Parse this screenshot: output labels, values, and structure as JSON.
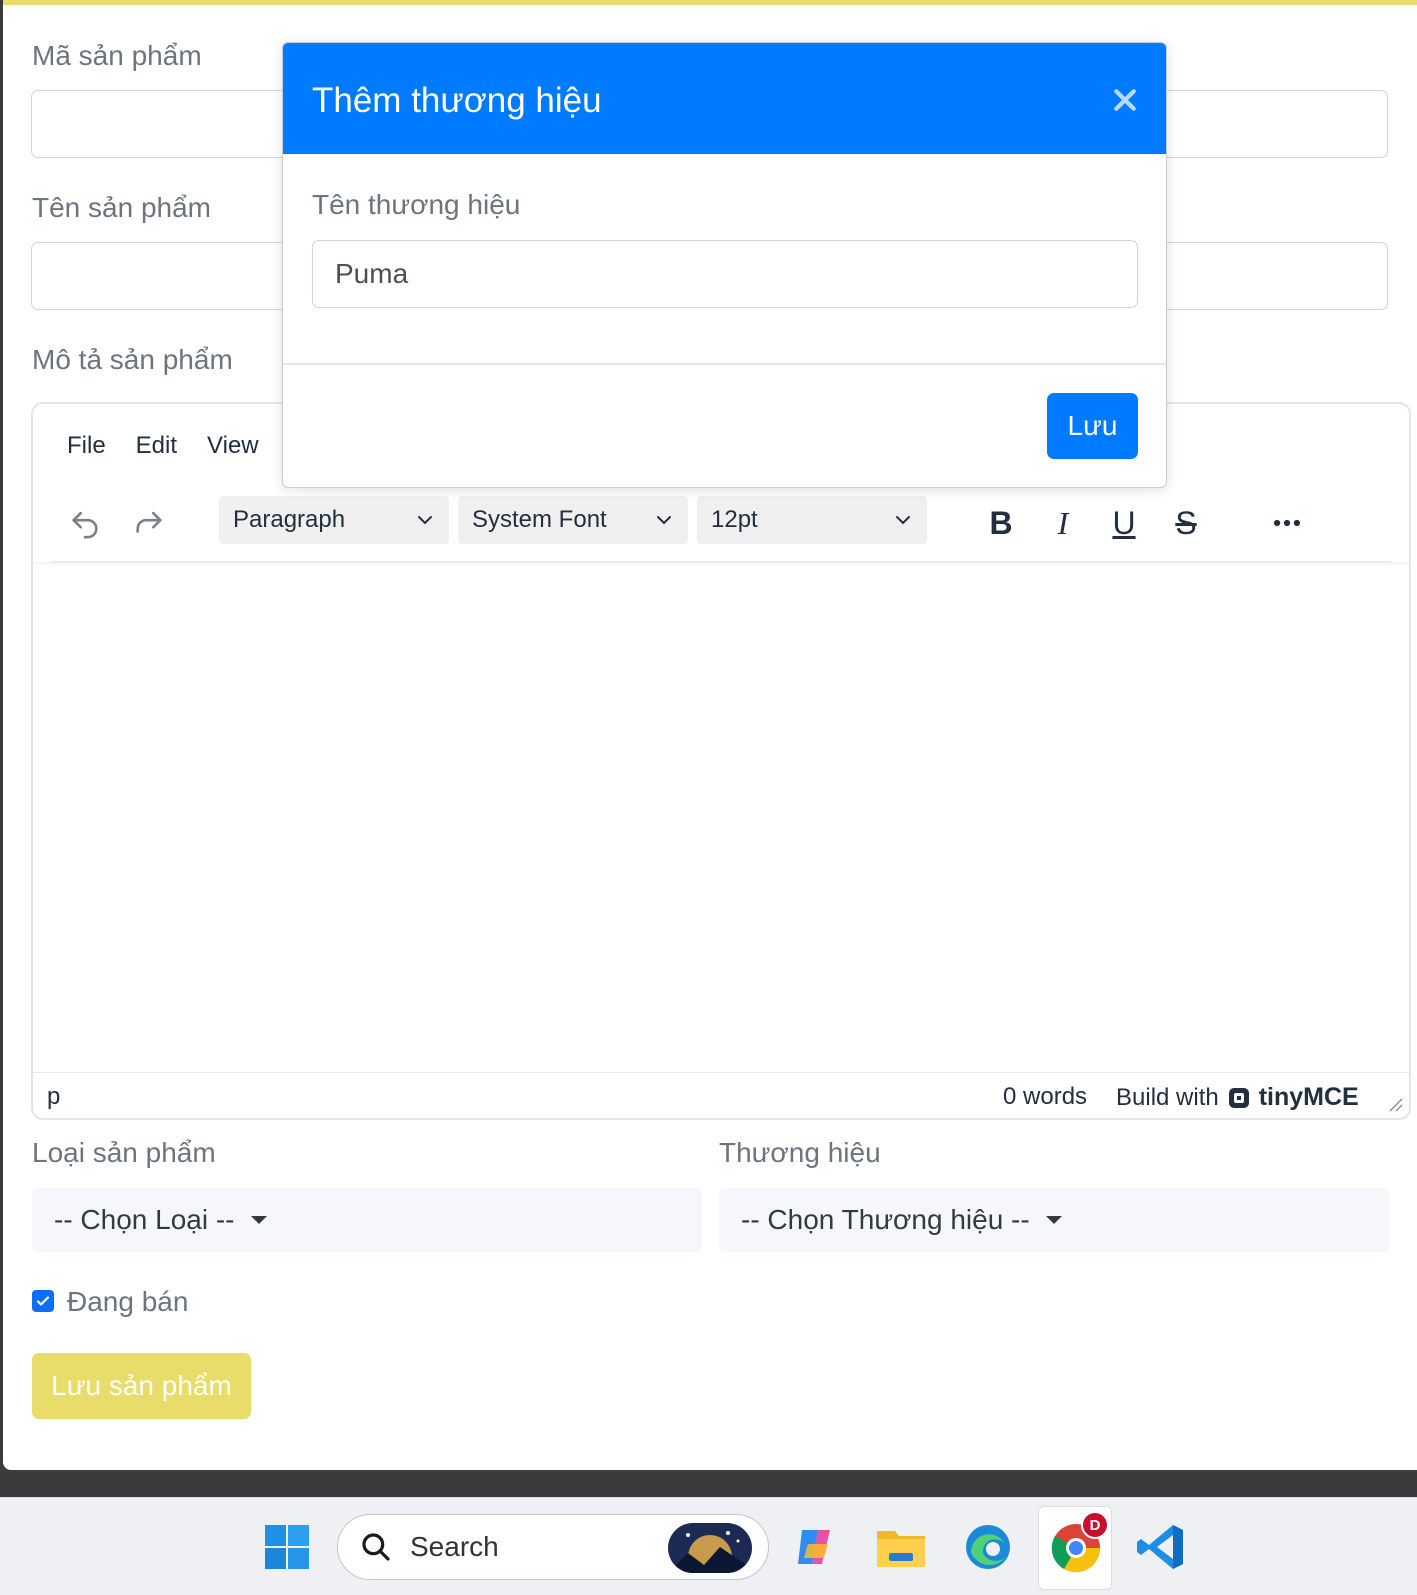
{
  "form": {
    "code_label": "Mã sản phẩm",
    "name_label": "Tên sản phẩm",
    "description_label": "Mô tả sản phẩm",
    "category_label": "Loại sản phẩm",
    "category_selected": "-- Chọn Loại --",
    "brand_label": "Thương hiệu",
    "brand_selected": "-- Chọn Thương hiệu --",
    "on_sale_label": "Đang bán",
    "on_sale_checked": true,
    "save_product_label": "Lưu sản phẩm"
  },
  "editor": {
    "menu": [
      "File",
      "Edit",
      "View"
    ],
    "block_format": "Paragraph",
    "font_family": "System Font",
    "font_size": "12pt",
    "bold": "B",
    "italic": "I",
    "underline": "U",
    "strike": "S",
    "path": "p",
    "word_count": "0 words",
    "build_with": "Build with",
    "brand": "tinyMCE"
  },
  "modal": {
    "title": "Thêm thương hiệu",
    "field_label": "Tên thương hiệu",
    "field_value": "Puma",
    "save_label": "Lưu"
  },
  "taskbar": {
    "search_label": "Search",
    "chrome_badge": "D"
  },
  "colors": {
    "primary": "#007bff",
    "accent_yellow": "#e8dc6a",
    "muted_text": "#6c757d"
  }
}
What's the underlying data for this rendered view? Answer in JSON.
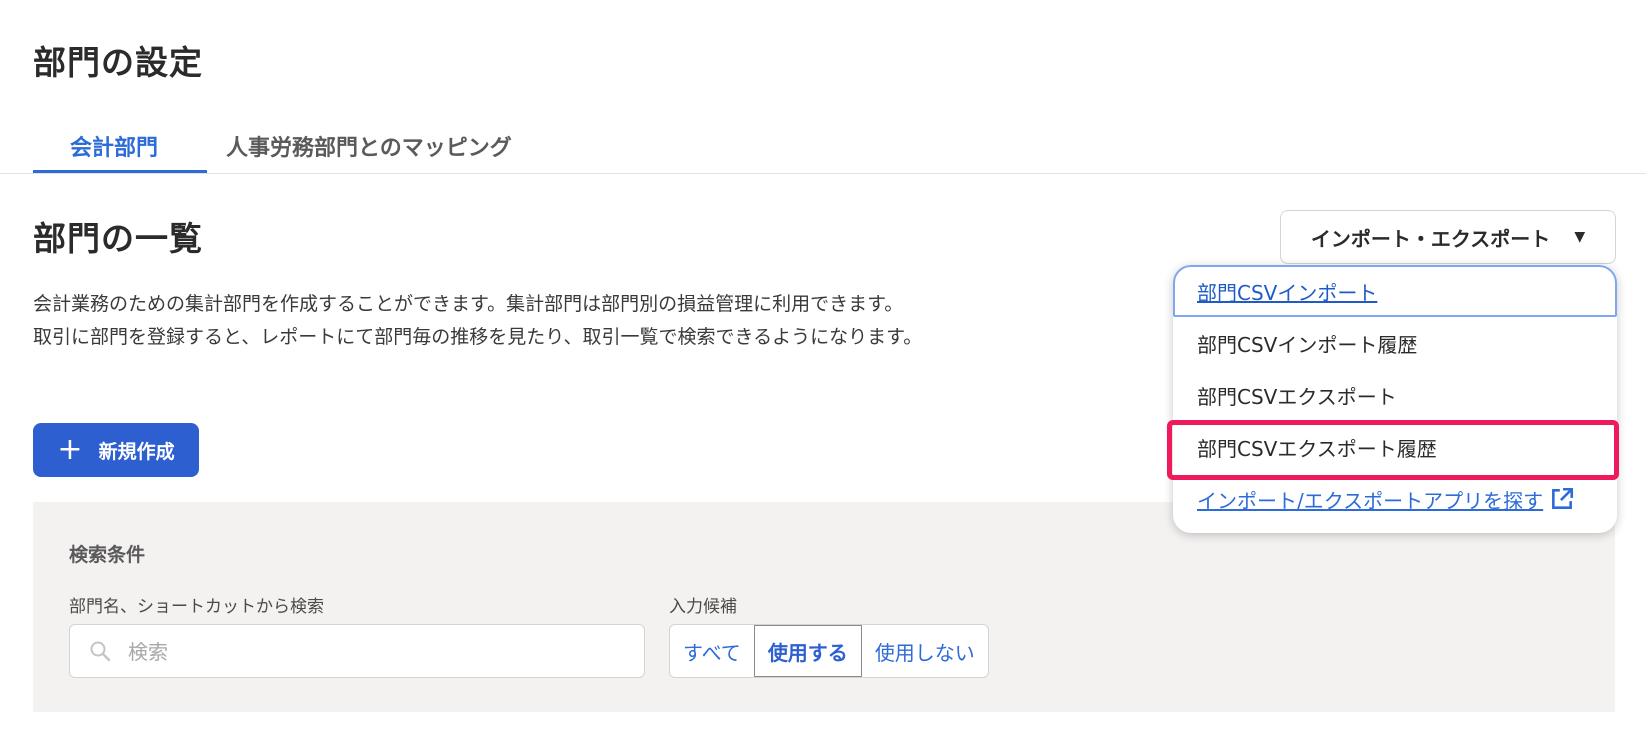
{
  "page": {
    "title": "部門の設定"
  },
  "tabs": [
    {
      "label": "会計部門",
      "active": true
    },
    {
      "label": "人事労務部門とのマッピング",
      "active": false
    }
  ],
  "section": {
    "title": "部門の一覧",
    "description_line1": "会計業務のための集計部門を作成することができます。集計部門は部門別の損益管理に利用できます。",
    "description_line2": "取引に部門を登録すると、レポートにて部門毎の推移を見たり、取引一覧で検索できるようになります。"
  },
  "new_button": {
    "label": "新規作成",
    "icon": "plus-icon"
  },
  "import_export": {
    "label": "インポート・エクスポート",
    "menu": [
      "部門CSVインポート",
      "部門CSVインポート履歴",
      "部門CSVエクスポート",
      "部門CSVエクスポート履歴",
      "インポート/エクスポートアプリを探す"
    ],
    "highlighted_item": "部門CSVエクスポート履歴"
  },
  "search": {
    "heading": "検索条件",
    "name_label": "部門名、ショートカットから検索",
    "placeholder": "検索",
    "candidates_label": "入力候補",
    "candidates": [
      "すべて",
      "使用する",
      "使用しない"
    ],
    "selected_candidate": "使用する"
  },
  "colors": {
    "accent": "#2d6bd8",
    "primary_button": "#2d5fd0",
    "highlight_border": "#ee1a5c",
    "panel_bg": "#f4f2f1"
  }
}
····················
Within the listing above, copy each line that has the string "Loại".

ANSWER BELOW →
    "category_label": "Loại sản phẩm",
    "category_selected": "-- Chọn Loại --",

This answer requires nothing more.